  17. 17. 18 Conclusion: Leading the Way URC institutions have helped thousands of students, families, schools, and communities reach their education goals and compete on national and global scales. They also have led and engaged in numerous partnerships with the public, state and local governments, and the private sector to make a tangible difference in Michigan’s education system. By examining areas of research, practice, policy, and implementation, our faculty and staff make meaningful advances in improving educational outcomes for all students. These contributions are critically important today as Michigan’s K–12 system faces serious challenges. The URC’s commitment to outreach, engagement, and collaboration with partners at all levels is key to helping Michigan answer vital education questions and make decisions based on sound research and expert counsel.
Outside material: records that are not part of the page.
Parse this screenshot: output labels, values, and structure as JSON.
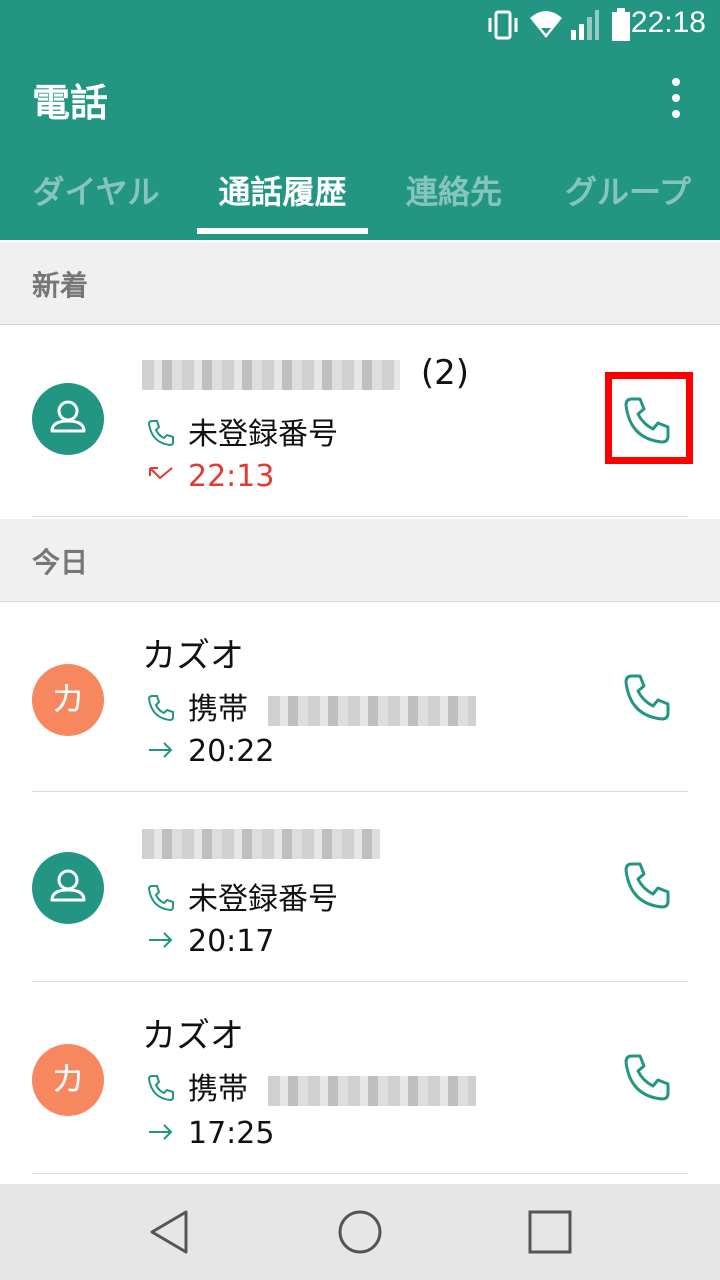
{
  "status_bar": {
    "time": "22:18"
  },
  "header": {
    "title": "電話",
    "tabs": [
      {
        "label": "ダイヤル",
        "active": false
      },
      {
        "label": "通話履歴",
        "active": true
      },
      {
        "label": "連絡先",
        "active": false
      },
      {
        "label": "グループ",
        "active": false
      }
    ]
  },
  "sections": [
    {
      "label": "新着"
    },
    {
      "label": "今日"
    }
  ],
  "calls": [
    {
      "name_hidden": true,
      "count": "(2)",
      "label": "未登録番号",
      "time": "22:13",
      "direction": "missed",
      "avatar": "person-icon"
    },
    {
      "name": "カズオ",
      "avatar_initial": "カ",
      "label": "携帯",
      "time": "20:22",
      "direction": "outgoing"
    },
    {
      "name_hidden": true,
      "label": "未登録番号",
      "time": "20:17",
      "direction": "outgoing",
      "avatar": "person-icon"
    },
    {
      "name": "カズオ",
      "avatar_initial": "カ",
      "label": "携帯",
      "time": "17:25",
      "direction": "outgoing"
    }
  ],
  "colors": {
    "primary": "#229683",
    "missed": "#e53935",
    "avatar_orange": "#f6875f",
    "highlight": "#ff0000"
  }
}
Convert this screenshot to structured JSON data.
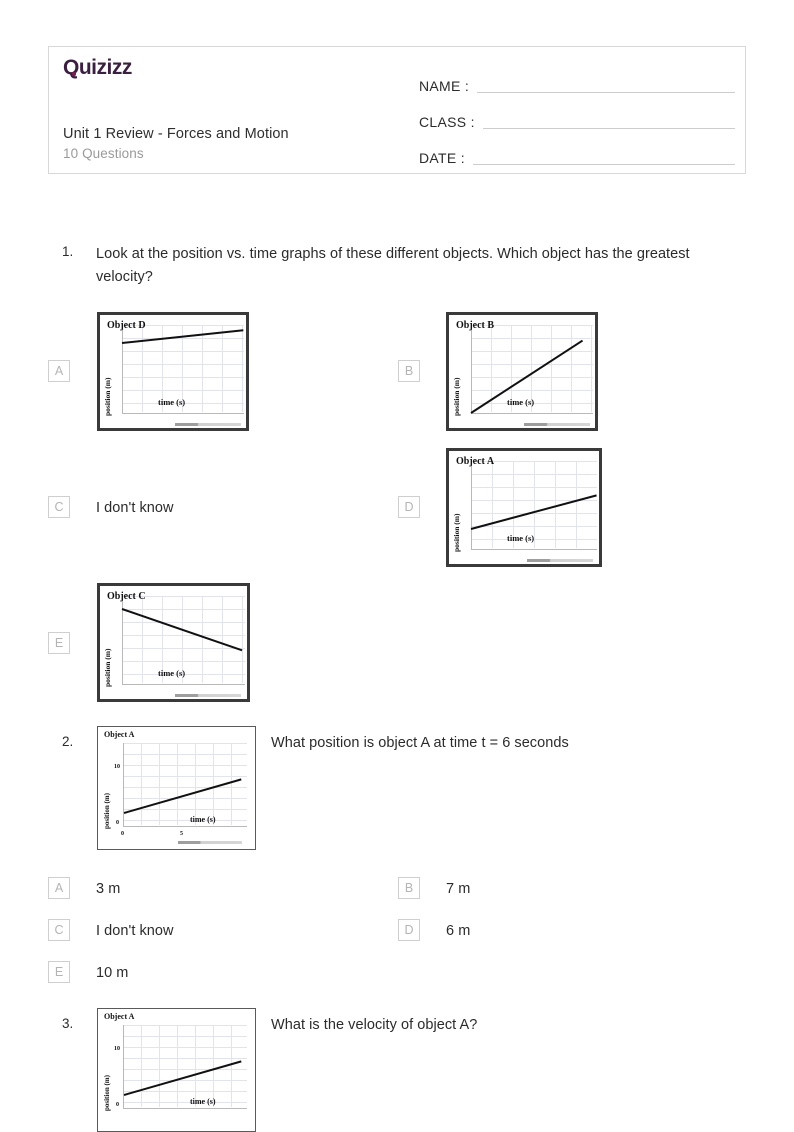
{
  "header": {
    "logo_text": "Quizizz",
    "logo_color": "#3b1f40",
    "quiz_title": "Unit 1 Review - Forces and Motion",
    "question_count": "10 Questions",
    "fields": [
      {
        "label": "NAME :"
      },
      {
        "label": "CLASS :"
      },
      {
        "label": "DATE  :"
      }
    ]
  },
  "questions": [
    {
      "number": "1.",
      "text": "Look at the position vs. time graphs of these different objects. Which object has the greatest velocity?",
      "options": [
        {
          "letter": "A",
          "text": "",
          "has_image": true,
          "image": "graph-object-d"
        },
        {
          "letter": "B",
          "text": "",
          "has_image": true,
          "image": "graph-object-b"
        },
        {
          "letter": "C",
          "text": "I don't know",
          "has_image": false
        },
        {
          "letter": "D",
          "text": "",
          "has_image": true,
          "image": "graph-object-a"
        },
        {
          "letter": "E",
          "text": "",
          "has_image": true,
          "image": "graph-object-c"
        }
      ]
    },
    {
      "number": "2.",
      "text": "What position is object A at time t = 6 seconds",
      "has_image": true,
      "options": [
        {
          "letter": "A",
          "text": "3 m"
        },
        {
          "letter": "B",
          "text": "7 m"
        },
        {
          "letter": "C",
          "text": "I don't know"
        },
        {
          "letter": "D",
          "text": "6 m"
        },
        {
          "letter": "E",
          "text": "10 m"
        }
      ]
    },
    {
      "number": "3.",
      "text": "What is the velocity of object A?",
      "has_image": true,
      "options": []
    }
  ],
  "graphs": {
    "object_d": {
      "title": "Object D",
      "ylabel": "position (m)",
      "xlabel": "time (s)"
    },
    "object_b": {
      "title": "Object B",
      "ylabel": "position (m)",
      "xlabel": "time (s)"
    },
    "object_a": {
      "title": "Object A",
      "ylabel": "position (m)",
      "xlabel": "time (s)"
    },
    "object_c": {
      "title": "Object C",
      "ylabel": "position (m)",
      "xlabel": "time (s)"
    },
    "object_a_q2": {
      "title": "Object A",
      "ylabel": "position (m)",
      "xlabel": "time (s)",
      "ytick_top": "10",
      "ytick_bottom": "0",
      "xtick_left": "0",
      "xtick_mid": "5"
    },
    "object_a_q3": {
      "title": "Object A",
      "ylabel": "position (m)",
      "xlabel": "time (s)",
      "ytick_top": "10",
      "ytick_bottom": "0"
    }
  }
}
Launch Michigan: A Model of Collaboration Michigan has a number of efforts currently underway to advance the state’s education system. These efforts serve as roadmaps for bringing diverse groups of invested stakeholders together to make significant education improvements. One example is Launch Michigan. Established in 2018, this unprecedented and statewide partnership brought together business, education, labor, philanthropy, and civic leaders, as well as parents, to develop a set of shared strategies for supporting and improving pre-K–12 education in an effort to increase talent and, ultimately, boost Michigan’s economy. Recognizing that it could not address all of the state’s educational challenges at once, Launch Michigan opted to focus first on four key areas: teacher support, literacy, finance, and accountability. These are areas in which the three URC universities have research expertise to contribute, as well as a vested interest in supporting positive outcomes. Thus, an important structure for cooperative efforts in Michigan is already in place; now, the state needs to continue leveraging that structure to ensure real and lasting change.
  18. 18. University Research Corridor Michigan State University University of Michigan Wayne State University PREPARED BY Public Sector Consultants Lansing, Michigan